Now the concept is getting support from a European economist, who argues asking fliers to pay according to their body weight is “intuitive, logical and consistent with simple mathematics and economics.”
In a study published in the Journal of Revenue and Pricing Management this month, Bharat Bhatta points out it takes more fuel to transport heavier people and contends obese fliers produce more wear and tear on airline seats. So a pay-as-you-weigh system would distribute the cost of air travel more fairly among passengers, Bhatta argues.
He suggests three possible models for airlines:
- Fares according to actual weight, in which carriers would set a fixed rate per pound so that a person weighing 130 pounds would pay half the airfare of a 260 pound person.
- A fixed "base fare" for average weight passengers, with airlines either charging an extra fee for heavier fliers or offering a refund to skinnier ones.
- Three separate fares based on whether passengers are at, below, or above average weight.
Bhatta, an associate professor in Sogn og Fjordane University College in Norway, likes the third option best.
“Sooner or later I think airlines will adopt this type of pricing,” Bhatta told NBC News. But he acknowledged most people are not used to the concept and think it would be impossible to implement. His study concedes the issue is “potentially contentious because it may be viewed as discriminatory against heavier people.”
Bhatta says obese fliers should be entitled to more space if they pay according to their weight and suggested airlines that adopt the pay-as-you-weigh system should install different types of seats to accommodate different size passengers.

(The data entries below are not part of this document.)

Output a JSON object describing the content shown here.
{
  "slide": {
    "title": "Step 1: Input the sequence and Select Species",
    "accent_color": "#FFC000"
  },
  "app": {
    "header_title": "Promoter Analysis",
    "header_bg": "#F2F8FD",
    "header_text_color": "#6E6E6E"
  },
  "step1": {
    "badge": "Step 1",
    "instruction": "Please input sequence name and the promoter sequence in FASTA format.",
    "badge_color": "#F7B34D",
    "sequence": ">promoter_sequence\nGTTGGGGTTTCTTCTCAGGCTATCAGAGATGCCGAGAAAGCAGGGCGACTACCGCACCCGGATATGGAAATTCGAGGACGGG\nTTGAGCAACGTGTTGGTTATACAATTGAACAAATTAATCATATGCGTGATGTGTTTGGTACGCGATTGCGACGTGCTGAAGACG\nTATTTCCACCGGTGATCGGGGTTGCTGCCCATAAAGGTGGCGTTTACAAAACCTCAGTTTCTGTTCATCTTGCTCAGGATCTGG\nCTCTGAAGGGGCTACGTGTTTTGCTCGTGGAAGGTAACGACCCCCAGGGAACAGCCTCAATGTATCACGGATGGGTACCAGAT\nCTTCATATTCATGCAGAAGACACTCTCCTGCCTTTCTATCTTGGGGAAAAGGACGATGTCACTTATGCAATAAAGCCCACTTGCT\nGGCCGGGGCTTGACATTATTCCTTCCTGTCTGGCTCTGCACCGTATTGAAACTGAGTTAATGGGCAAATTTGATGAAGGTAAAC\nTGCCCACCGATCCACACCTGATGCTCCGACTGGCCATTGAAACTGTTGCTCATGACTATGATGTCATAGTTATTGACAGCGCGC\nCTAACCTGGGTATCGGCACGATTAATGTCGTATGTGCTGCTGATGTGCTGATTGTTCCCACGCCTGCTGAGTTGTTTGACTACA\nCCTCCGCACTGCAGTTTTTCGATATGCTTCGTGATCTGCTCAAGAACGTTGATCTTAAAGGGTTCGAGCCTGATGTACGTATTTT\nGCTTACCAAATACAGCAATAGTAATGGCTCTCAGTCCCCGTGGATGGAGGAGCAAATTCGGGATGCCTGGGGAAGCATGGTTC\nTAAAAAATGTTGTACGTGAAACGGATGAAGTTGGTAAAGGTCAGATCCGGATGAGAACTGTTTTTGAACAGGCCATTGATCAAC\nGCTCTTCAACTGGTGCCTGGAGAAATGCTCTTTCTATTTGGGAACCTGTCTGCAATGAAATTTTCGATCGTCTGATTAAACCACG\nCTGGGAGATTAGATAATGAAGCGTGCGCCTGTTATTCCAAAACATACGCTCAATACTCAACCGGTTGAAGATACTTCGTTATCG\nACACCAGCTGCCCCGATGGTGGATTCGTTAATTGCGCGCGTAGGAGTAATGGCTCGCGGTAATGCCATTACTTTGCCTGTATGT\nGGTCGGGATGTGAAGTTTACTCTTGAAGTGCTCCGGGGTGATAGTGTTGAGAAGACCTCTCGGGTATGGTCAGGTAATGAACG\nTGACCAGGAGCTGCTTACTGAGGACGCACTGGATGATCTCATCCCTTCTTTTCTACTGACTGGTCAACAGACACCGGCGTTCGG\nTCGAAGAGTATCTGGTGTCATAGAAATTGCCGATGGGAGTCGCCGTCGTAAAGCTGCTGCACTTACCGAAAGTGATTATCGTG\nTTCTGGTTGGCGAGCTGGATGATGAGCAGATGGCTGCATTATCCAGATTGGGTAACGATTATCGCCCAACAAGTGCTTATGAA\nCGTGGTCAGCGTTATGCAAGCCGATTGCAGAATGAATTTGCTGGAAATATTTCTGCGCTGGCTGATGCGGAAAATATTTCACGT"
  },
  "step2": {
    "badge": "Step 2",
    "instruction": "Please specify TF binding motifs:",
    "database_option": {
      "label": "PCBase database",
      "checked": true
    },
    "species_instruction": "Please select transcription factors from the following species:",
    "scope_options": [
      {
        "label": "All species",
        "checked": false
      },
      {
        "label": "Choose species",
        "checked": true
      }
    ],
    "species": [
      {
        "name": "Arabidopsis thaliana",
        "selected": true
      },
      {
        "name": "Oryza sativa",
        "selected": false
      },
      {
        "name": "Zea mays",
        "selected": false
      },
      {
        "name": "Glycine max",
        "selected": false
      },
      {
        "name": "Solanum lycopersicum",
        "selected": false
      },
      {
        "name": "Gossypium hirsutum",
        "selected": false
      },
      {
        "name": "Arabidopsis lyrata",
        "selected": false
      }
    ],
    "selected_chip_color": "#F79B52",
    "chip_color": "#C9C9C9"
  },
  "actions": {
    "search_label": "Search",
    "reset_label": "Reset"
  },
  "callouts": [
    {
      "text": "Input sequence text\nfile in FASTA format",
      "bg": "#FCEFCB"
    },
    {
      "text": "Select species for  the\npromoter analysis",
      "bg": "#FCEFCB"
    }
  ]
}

Airline industry observers said it’s not likely carriers would ever consider pricing airfare by weight.
“If I were an airline executive, I wouldn’t touch this with a 30,000 foot pole,” said Rick Seaney, CEO of FareCompare.com
“With the sushi menu of fees that are out there today, the camel’s breaking back point is weighing people like packages as you get to the gate. This is what I would call the nuclear option at $200 a barrel oil.”
Airfares change based on advance purchase, the day of the week or time of day you click the “buy” button, and how well the flight is selling, so introducing weight into the equation would just add another level of complication, Seaney said.
There would also be logistics issues to consider and privacy issues to worry about.
Still, one carrier is already charging by weight.
Calling it a world and industry first, Samoa Air -- the national carrier of Samoa -- announced the plan in December. The carrier has a fleet of small planes that are sensitive to the girth of passengers.
“Ultimately, the fairest way of charging a price is by weight,” said Chris Langton, Samoa Air's chief executive, in a recent interview with Radio Australia.
“There’s no doubt in my mind that this is the concept of the future because anybody who travels has traveled at times where they feel that they’ve been paying for half of the passenger who’s sitting next to them.”
More than one-third of U.S. adults are obese, according to the Centers for Disease Control and Prevention. Fliers spilling out of their seats have frustrated many travelers, so most airlines now have policies in place that address “customers of size.” Many ask passengers who can’t sit with the arm rests down to purchase an additional seat.